BEGIN Records for the task
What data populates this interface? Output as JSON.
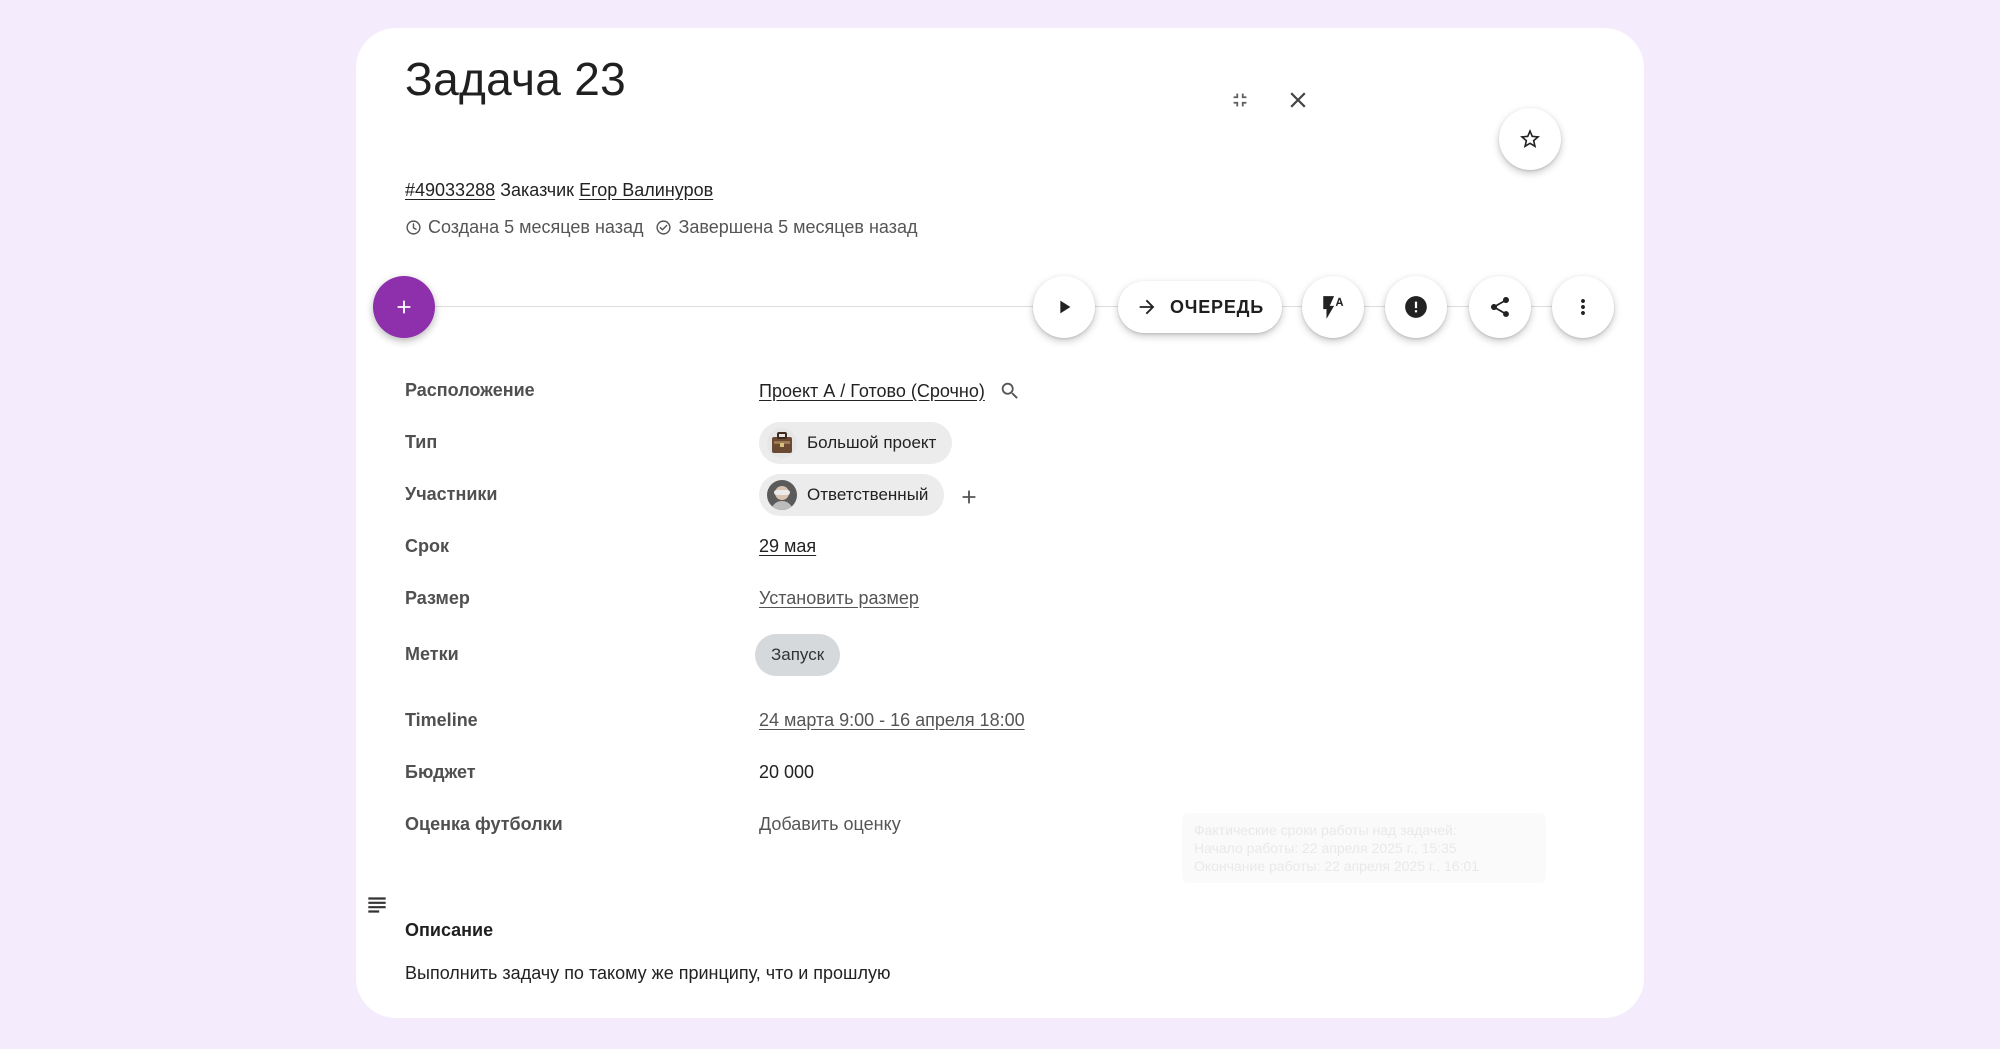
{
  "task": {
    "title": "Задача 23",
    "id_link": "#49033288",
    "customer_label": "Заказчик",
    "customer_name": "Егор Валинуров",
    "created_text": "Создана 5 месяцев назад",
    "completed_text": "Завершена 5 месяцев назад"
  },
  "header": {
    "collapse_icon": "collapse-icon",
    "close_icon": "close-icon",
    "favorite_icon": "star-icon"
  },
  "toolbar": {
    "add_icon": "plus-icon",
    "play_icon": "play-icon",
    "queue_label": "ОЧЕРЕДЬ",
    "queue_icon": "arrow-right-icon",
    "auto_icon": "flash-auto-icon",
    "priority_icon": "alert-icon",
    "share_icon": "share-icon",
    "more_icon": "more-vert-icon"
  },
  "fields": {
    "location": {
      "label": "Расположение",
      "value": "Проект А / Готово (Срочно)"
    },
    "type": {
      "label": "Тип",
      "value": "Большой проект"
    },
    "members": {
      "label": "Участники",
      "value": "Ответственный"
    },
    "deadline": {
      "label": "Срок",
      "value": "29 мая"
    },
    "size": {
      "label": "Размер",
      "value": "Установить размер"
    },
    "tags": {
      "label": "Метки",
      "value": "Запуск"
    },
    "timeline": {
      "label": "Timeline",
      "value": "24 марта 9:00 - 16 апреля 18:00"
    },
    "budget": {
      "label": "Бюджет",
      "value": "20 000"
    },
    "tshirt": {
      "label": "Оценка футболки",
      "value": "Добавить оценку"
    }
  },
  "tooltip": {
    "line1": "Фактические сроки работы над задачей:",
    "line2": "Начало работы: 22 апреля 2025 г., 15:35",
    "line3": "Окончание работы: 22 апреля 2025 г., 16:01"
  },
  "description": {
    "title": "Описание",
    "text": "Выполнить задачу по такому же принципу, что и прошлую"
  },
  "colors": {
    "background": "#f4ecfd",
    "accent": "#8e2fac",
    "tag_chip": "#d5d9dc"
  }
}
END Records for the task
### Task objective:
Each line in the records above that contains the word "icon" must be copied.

### Result of this exercise:
    "collapse_icon": "collapse-icon",
    "close_icon": "close-icon",
    "favorite_icon": "star-icon"
    "add_icon": "plus-icon",
    "play_icon": "play-icon",
    "queue_icon": "arrow-right-icon",
    "auto_icon": "flash-auto-icon",
    "priority_icon": "alert-icon",
    "share_icon": "share-icon",
    "more_icon": "more-vert-icon"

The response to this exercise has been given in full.